Our panel aims at exploring ethnographic engagement with communities practicing alternative politics that revolve around shared/common resources aspiring thus to contribute to the emerging field of the anthropology of the commons and the wider ethnographic literature on alternative politics
Recent times have been marked by a global financial crisis and a neoliberal hegemony that have driven large parts of the population into depression, resignation and escape, spreading disaffection with the current state of global democracy. Nevertheless, alongside resignation and escape, we can also witness the rise of alternative practices of self-governance, community building and democratic politics. Emerging community initiatives that self-organise around common endeavours such as social economy initiatives, civic engagement in municipal politics, digital networks, communities of migrants and solidarity groups that self-organise to face the defects of official migrant policy realise and propose different paradigms of political engagement. Based on principles of self-reconstruction and self-governance, such communities practice alternative politics that revolve around shared/common resources, produced and managed by the community itself. At the same time, they engage in knowledge production around alternative notions of the political. Our panel aims at exploring ethnographic engagement with such 'alter-political' communities. We seek contributions examining the character and practices of collective action which revolves around shared resources and promotes alternative politics beyond the established mainstream political and market apparatus. Key questions to be tackled include, among others: How can we articulate already existing anthropological knowledge of collective action with fieldwork on the commons? Which modus vivendi and forms of subjectivity are unfolding in the context of such collectivities? How is the collective subject constituted through practices and knowledge production in the framework of such groups?
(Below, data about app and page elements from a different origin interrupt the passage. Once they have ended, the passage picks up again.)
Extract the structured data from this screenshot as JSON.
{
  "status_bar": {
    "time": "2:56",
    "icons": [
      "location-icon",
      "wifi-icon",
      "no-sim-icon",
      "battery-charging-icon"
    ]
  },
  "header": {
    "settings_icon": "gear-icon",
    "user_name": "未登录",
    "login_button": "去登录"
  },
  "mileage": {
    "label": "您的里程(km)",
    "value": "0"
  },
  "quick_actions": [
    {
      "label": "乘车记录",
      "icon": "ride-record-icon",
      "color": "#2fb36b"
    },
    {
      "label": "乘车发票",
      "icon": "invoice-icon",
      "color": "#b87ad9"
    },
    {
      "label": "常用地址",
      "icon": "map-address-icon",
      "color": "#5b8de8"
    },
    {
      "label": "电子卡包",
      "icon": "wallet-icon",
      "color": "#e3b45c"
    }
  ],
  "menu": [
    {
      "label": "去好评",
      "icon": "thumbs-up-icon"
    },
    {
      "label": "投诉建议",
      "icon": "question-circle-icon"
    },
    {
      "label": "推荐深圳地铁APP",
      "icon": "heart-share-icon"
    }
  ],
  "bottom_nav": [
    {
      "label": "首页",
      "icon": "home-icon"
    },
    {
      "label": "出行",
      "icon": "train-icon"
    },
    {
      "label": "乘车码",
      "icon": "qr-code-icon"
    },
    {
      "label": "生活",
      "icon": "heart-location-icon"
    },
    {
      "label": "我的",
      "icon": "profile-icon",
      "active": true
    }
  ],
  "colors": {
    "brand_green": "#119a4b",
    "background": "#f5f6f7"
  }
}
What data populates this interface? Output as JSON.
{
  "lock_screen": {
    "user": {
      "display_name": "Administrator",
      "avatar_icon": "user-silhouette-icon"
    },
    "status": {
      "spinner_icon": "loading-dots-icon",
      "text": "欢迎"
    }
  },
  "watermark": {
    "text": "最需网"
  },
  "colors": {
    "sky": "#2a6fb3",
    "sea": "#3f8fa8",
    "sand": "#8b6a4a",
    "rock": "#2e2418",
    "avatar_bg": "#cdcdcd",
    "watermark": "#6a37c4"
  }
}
How do contemporary ethnographies of political processes problematize or stimulate and enrich political theory?